The Crown Estate Scotland leases the waters but the Local Authority issues the licence. Applications are responded to by our coastwatchers on a case by case basis. The key issues for us are safety and rights of navigation. There is a trend for there to be fewer but larger sites and for these to move into deeper and more tidal waters. The RYA position paper on aquaculture is based on Scottish experience.
Advice for recreational sailors
Fish farming makes an important contribution to local economies, particularly in remote areas. When well-planned, aquaculture has no adverse impact on recreational sailing and there can sometimes be benefits from sharing facilities.
If you sail in places where fish, shellfish or seaweed is farmed - such as the west coast of Scotland, the Northern Isles and Northern Ireland - you will find useful information below about identifying and sailing around the farms. Depending on where you sail you may encounter farms for salmon and other finned fish, mussels, oysters and even seaweed. As water quality is very important for shellfish farms, it is not considered good practice to empty sea toilets near them.
Fish farms are not always where you expect them to be as charts, even electronic ones, are not always up to date. New fish farm licences can be granted, old ones surrendered and existing farms can rotate their cages between different sites.
As a result, it is prudent to download and carry with you the Notices to Mariners giving chart updates for your cruising area. It is also important to be particularly alert in conditions of poor visibility as marker lights for the aquaculture farms may not always be lit.

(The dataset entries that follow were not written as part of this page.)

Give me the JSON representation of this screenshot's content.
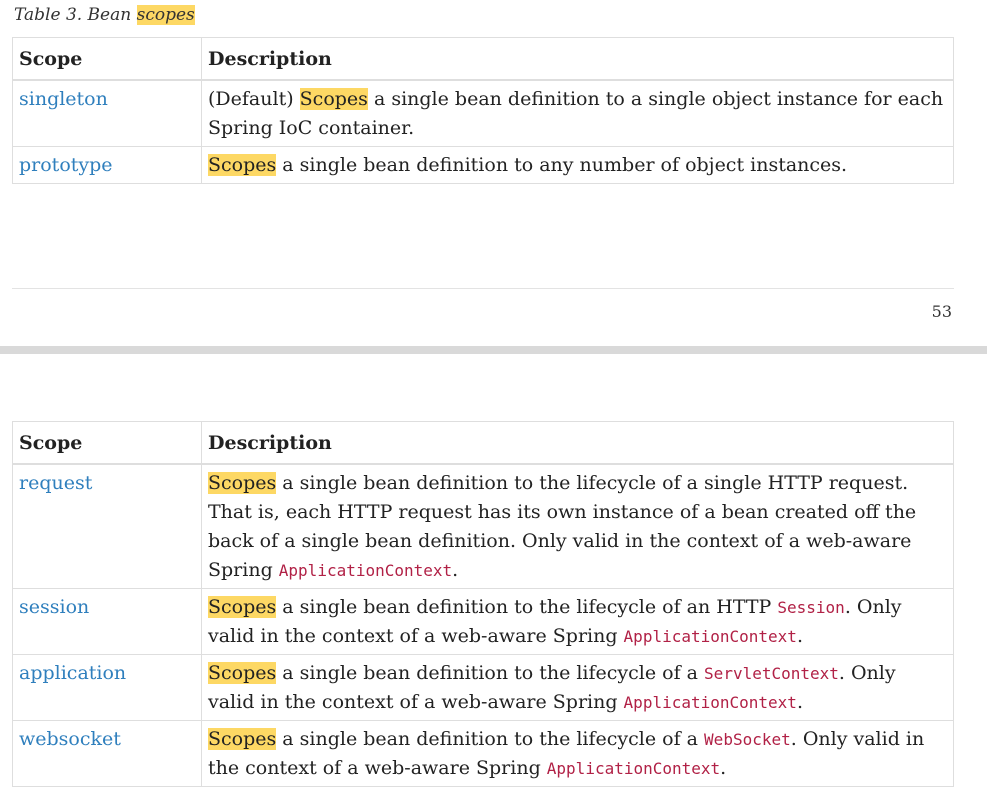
{
  "caption": {
    "prefix": "Table 3. Bean ",
    "highlight": "scopes"
  },
  "table1": {
    "headers": [
      "Scope",
      "Description"
    ],
    "rows": [
      {
        "scope": "singleton",
        "desc": [
          {
            "t": "(Default) "
          },
          {
            "t": "Scopes",
            "h": true
          },
          {
            "t": " a single bean definition to a single object instance for each Spring IoC container."
          }
        ]
      },
      {
        "scope": "prototype",
        "desc": [
          {
            "t": "Scopes",
            "h": true
          },
          {
            "t": " a single bean definition to any number of object instances."
          }
        ]
      }
    ]
  },
  "page_number": "53",
  "table2": {
    "headers": [
      "Scope",
      "Description"
    ],
    "rows": [
      {
        "scope": "request",
        "desc": [
          {
            "t": "Scopes",
            "h": true
          },
          {
            "t": " a single bean definition to the lifecycle of a single HTTP request. That is, each HTTP request has its own instance of a bean created off the back of a single bean definition. Only valid in the context of a web-aware Spring "
          },
          {
            "t": "ApplicationContext",
            "c": true
          },
          {
            "t": "."
          }
        ]
      },
      {
        "scope": "session",
        "desc": [
          {
            "t": "Scopes",
            "h": true
          },
          {
            "t": " a single bean definition to the lifecycle of an HTTP "
          },
          {
            "t": "Session",
            "c": true
          },
          {
            "t": ". Only valid in the context of a web-aware Spring "
          },
          {
            "t": "ApplicationContext",
            "c": true
          },
          {
            "t": "."
          }
        ]
      },
      {
        "scope": "application",
        "desc": [
          {
            "t": "Scopes",
            "h": true
          },
          {
            "t": " a single bean definition to the lifecycle of a "
          },
          {
            "t": "ServletContext",
            "c": true
          },
          {
            "t": ". Only valid in the context of a web-aware Spring "
          },
          {
            "t": "ApplicationContext",
            "c": true
          },
          {
            "t": "."
          }
        ]
      },
      {
        "scope": "websocket",
        "desc": [
          {
            "t": "Scopes",
            "h": true
          },
          {
            "t": " a single bean definition to the lifecycle of a "
          },
          {
            "t": "WebSocket",
            "c": true
          },
          {
            "t": ". Only valid in the context of a web-aware Spring "
          },
          {
            "t": "ApplicationContext",
            "c": true
          },
          {
            "t": "."
          }
        ]
      }
    ]
  }
}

Give farms a wide berth
Fish cage anchors tend to extend outwards beyond the cages themselves but are not generally a hazard. It is wise however to give the cages a generous berth, particularly when a workboat is present. In a few places a feed store on land is connected to the cages by pipes near the surface so it is best to avoid passing between cages and the shore unless you are certain there are no feed pipes obstructing your passage.
Fish are generally brought to and taken away from fish farms in “well boats” which are small, fast and manoeuvrable coasters. Keep a good lookout even in remote sea lochs.
Mussel farms often consist of ropes suspended from a cable supported by large grey buoys (grey to reduce the visual impact for tourists) and as the mussels mature the buoys sink lower in the water. It is therefore inadvisable to try to sail through a mussel farm or between the buoys.
Dinghy cruisers and yachtsmen anchoring or coming ashore should note that there are a few oyster farms in shallow water and they may be unmarked. Hazards include steel cages (trestles) or steel rods just under the surface.
It is perfectly safe to sail in waters with aquaculture farms. Good seamanship, particularly with regard to keeping watch, is the key.
The Scottish Salmon Producers Organisation have also appealed for recreational water users to Respect The Buoys.
Please inform the RYA at firstname.lastname@example.org about problems you experience with aquaculture farms, particularly if they are not well marked or lit.
Dr G Russell
RYA Scotland Planning and Environment Officer
Last updated 1 May 2020